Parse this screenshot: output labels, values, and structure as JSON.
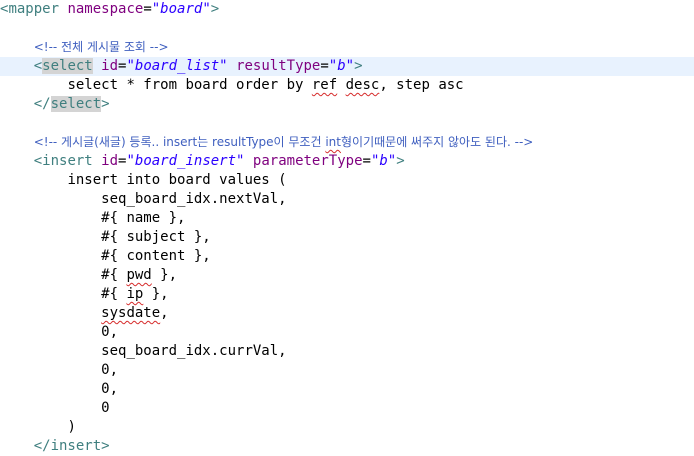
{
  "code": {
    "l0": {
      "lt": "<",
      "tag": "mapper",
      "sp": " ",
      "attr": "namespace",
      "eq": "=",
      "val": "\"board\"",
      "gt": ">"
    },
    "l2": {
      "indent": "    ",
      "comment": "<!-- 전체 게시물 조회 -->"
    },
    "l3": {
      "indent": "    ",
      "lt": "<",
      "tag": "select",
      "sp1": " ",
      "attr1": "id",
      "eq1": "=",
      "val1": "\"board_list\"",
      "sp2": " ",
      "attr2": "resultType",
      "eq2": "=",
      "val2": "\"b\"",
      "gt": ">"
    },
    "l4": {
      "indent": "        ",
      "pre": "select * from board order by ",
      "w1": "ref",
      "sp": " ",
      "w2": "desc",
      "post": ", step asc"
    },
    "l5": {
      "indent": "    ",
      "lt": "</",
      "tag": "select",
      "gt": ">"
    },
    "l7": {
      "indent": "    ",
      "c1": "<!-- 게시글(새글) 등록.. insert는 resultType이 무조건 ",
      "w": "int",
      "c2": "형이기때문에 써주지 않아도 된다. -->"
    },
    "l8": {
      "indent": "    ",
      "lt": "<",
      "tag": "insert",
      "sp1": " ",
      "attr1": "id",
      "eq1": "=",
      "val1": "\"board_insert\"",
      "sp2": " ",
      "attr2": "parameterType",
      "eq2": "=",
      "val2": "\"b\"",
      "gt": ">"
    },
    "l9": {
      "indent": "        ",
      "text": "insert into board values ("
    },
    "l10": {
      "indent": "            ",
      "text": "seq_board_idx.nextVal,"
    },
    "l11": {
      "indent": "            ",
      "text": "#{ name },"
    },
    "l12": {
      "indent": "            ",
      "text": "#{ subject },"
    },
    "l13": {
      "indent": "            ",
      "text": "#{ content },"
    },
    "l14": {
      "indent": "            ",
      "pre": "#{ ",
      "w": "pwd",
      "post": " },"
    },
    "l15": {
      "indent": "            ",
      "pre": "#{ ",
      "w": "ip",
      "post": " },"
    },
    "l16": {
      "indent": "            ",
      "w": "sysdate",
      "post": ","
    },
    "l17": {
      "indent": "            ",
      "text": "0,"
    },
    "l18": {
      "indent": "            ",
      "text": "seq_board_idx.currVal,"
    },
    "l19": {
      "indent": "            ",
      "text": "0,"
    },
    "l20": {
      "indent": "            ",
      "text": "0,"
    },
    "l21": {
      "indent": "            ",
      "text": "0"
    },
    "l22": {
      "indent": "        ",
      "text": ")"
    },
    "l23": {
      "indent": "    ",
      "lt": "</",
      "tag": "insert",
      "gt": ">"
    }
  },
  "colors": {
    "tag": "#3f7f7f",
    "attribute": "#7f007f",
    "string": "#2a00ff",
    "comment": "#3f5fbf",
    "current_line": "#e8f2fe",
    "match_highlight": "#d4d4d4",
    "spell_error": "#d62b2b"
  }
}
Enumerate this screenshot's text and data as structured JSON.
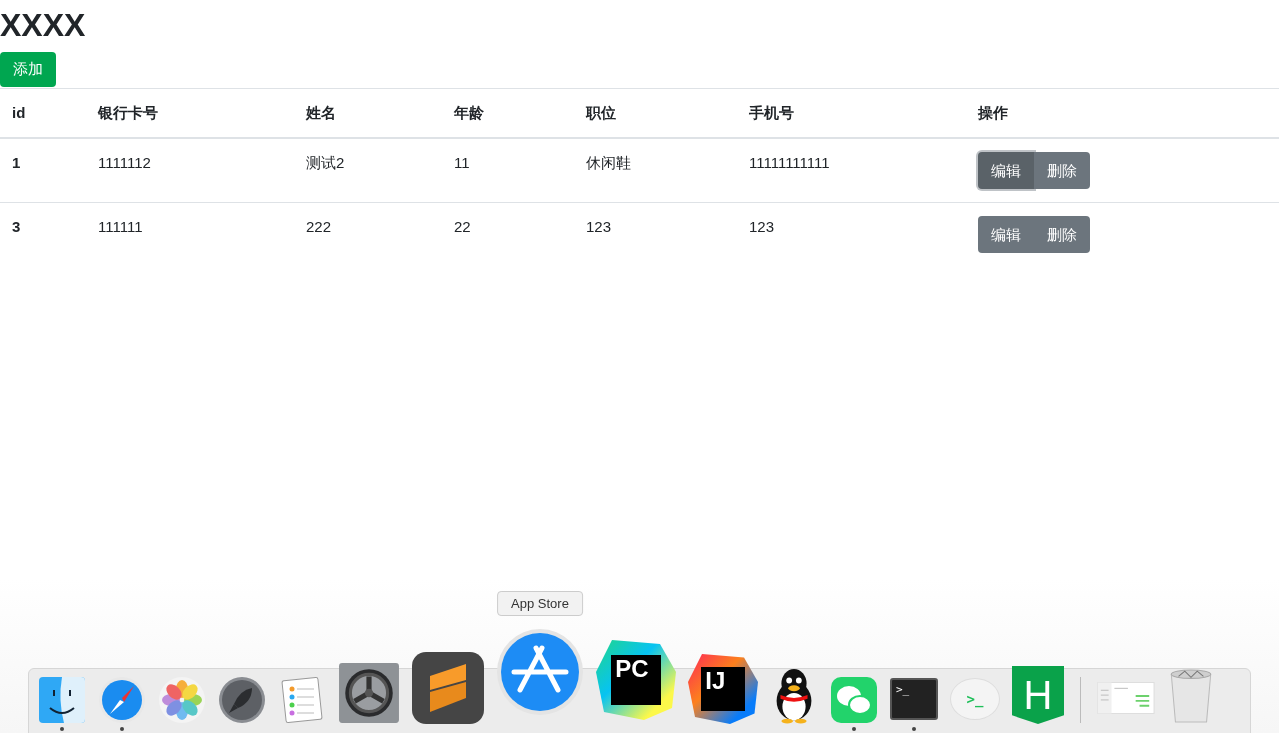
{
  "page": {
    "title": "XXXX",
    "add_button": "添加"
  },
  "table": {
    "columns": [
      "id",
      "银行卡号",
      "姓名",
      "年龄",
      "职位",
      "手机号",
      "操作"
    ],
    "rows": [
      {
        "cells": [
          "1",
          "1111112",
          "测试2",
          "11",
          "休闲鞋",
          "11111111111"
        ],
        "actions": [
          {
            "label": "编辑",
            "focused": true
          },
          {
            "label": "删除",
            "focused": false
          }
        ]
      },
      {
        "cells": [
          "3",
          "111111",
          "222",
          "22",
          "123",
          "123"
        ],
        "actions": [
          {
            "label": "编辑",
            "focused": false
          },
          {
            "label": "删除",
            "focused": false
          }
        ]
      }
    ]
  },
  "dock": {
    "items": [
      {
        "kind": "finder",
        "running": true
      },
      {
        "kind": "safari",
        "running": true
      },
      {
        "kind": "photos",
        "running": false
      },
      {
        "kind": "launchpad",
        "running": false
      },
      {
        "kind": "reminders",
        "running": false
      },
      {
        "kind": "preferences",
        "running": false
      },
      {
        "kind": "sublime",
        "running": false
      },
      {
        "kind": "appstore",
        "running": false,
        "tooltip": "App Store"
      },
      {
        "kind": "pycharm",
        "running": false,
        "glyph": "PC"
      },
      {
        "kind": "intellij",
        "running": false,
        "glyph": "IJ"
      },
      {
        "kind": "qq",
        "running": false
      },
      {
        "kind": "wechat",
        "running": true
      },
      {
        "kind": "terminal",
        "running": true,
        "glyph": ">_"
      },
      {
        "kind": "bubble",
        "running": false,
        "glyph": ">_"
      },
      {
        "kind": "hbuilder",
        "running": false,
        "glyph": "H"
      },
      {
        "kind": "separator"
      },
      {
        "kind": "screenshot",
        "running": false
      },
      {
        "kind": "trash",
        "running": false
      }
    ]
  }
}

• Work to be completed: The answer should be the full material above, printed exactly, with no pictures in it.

• Written answer:
Parse this screenshot: output labels, values, and structure as JSON.
{
  "code": {
    "l0": {
      "lt": "<",
      "tag": "mapper",
      "sp": " ",
      "attr": "namespace",
      "eq": "=",
      "val": "\"board\"",
      "gt": ">"
    },
    "l2": {
      "indent": "    ",
      "comment": "<!-- 전체 게시물 조회 -->"
    },
    "l3": {
      "indent": "    ",
      "lt": "<",
      "tag": "select",
      "sp1": " ",
      "attr1": "id",
      "eq1": "=",
      "val1": "\"board_list\"",
      "sp2": " ",
      "attr2": "resultType",
      "eq2": "=",
      "val2": "\"b\"",
      "gt": ">"
    },
    "l4": {
      "indent": "        ",
      "pre": "select * from board order by ",
      "w1": "ref",
      "sp": " ",
      "w2": "desc",
      "post": ", step asc"
    },
    "l5": {
      "indent": "    ",
      "lt": "</",
      "tag": "select",
      "gt": ">"
    },
    "l7": {
      "indent": "    ",
      "c1": "<!-- 게시글(새글) 등록.. insert는 resultType이 무조건 ",
      "w": "int",
      "c2": "형이기때문에 써주지 않아도 된다. -->"
    },
    "l8": {
      "indent": "    ",
      "lt": "<",
      "tag": "insert",
      "sp1": " ",
      "attr1": "id",
      "eq1": "=",
      "val1": "\"board_insert\"",
      "sp2": " ",
      "attr2": "parameterType",
      "eq2": "=",
      "val2": "\"b\"",
      "gt": ">"
    },
    "l9": {
      "indent": "        ",
      "text": "insert into board values ("
    },
    "l10": {
      "indent": "            ",
      "text": "seq_board_idx.nextVal,"
    },
    "l11": {
      "indent": "            ",
      "text": "#{ name },"
    },
    "l12": {
      "indent": "            ",
      "text": "#{ subject },"
    },
    "l13": {
      "indent": "            ",
      "text": "#{ content },"
    },
    "l14": {
      "indent": "            ",
      "pre": "#{ ",
      "w": "pwd",
      "post": " },"
    },
    "l15": {
      "indent": "            ",
      "pre": "#{ ",
      "w": "ip",
      "post": " },"
    },
    "l16": {
      "indent": "            ",
      "w": "sysdate",
      "post": ","
    },
    "l17": {
      "indent": "            ",
      "text": "0,"
    },
    "l18": {
      "indent": "            ",
      "text": "seq_board_idx.currVal,"
    },
    "l19": {
      "indent": "            ",
      "text": "0,"
    },
    "l20": {
      "indent": "            ",
      "text": "0,"
    },
    "l21": {
      "indent": "            ",
      "text": "0"
    },
    "l22": {
      "indent": "        ",
      "text": ")"
    },
    "l23": {
      "indent": "    ",
      "lt": "</",
      "tag": "insert",
      "gt": ">"
    }
  },
  "colors": {
    "tag": "#3f7f7f",
    "attribute": "#7f007f",
    "string": "#2a00ff",
    "comment": "#3f5fbf",
    "current_line": "#e8f2fe",
    "match_highlight": "#d4d4d4",
    "spell_error": "#d62b2b"
  }
}
Enumerate this screenshot's text and data as structured JSON.
{
  "page": {
    "title": "XXXX",
    "add_button": "添加"
  },
  "table": {
    "columns": [
      "id",
      "银行卡号",
      "姓名",
      "年龄",
      "职位",
      "手机号",
      "操作"
    ],
    "rows": [
      {
        "cells": [
          "1",
          "1111112",
          "测试2",
          "11",
          "休闲鞋",
          "11111111111"
        ],
        "actions": [
          {
            "label": "编辑",
            "focused": true
          },
          {
            "label": "删除",
            "focused": false
          }
        ]
      },
      {
        "cells": [
          "3",
          "111111",
          "222",
          "22",
          "123",
          "123"
        ],
        "actions": [
          {
            "label": "编辑",
            "focused": false
          },
          {
            "label": "删除",
            "focused": false
          }
        ]
      }
    ]
  },
  "dock": {
    "items": [
      {
        "kind": "finder",
        "running": true
      },
      {
        "kind": "safari",
        "running": true
      },
      {
        "kind": "photos",
        "running": false
      },
      {
        "kind": "launchpad",
        "running": false
      },
      {
        "kind": "reminders",
        "running": false
      },
      {
        "kind": "preferences",
        "running": false
      },
      {
        "kind": "sublime",
        "running": false
      },
      {
        "kind": "appstore",
        "running": false,
        "tooltip": "App Store"
      },
      {
        "kind": "pycharm",
        "running": false,
        "glyph": "PC"
      },
      {
        "kind": "intellij",
        "running": false,
        "glyph": "IJ"
      },
      {
        "kind": "qq",
        "running": false
      },
      {
        "kind": "wechat",
        "running": true
      },
      {
        "kind": "terminal",
        "running": true,
        "glyph": ">_"
      },
      {
        "kind": "bubble",
        "running": false,
        "glyph": ">_"
      },
      {
        "kind": "hbuilder",
        "running": false,
        "glyph": "H"
      },
      {
        "kind": "separator"
      },
      {
        "kind": "screenshot",
        "running": false
      },
      {
        "kind": "trash",
        "running": false
      }
    ]
  }
}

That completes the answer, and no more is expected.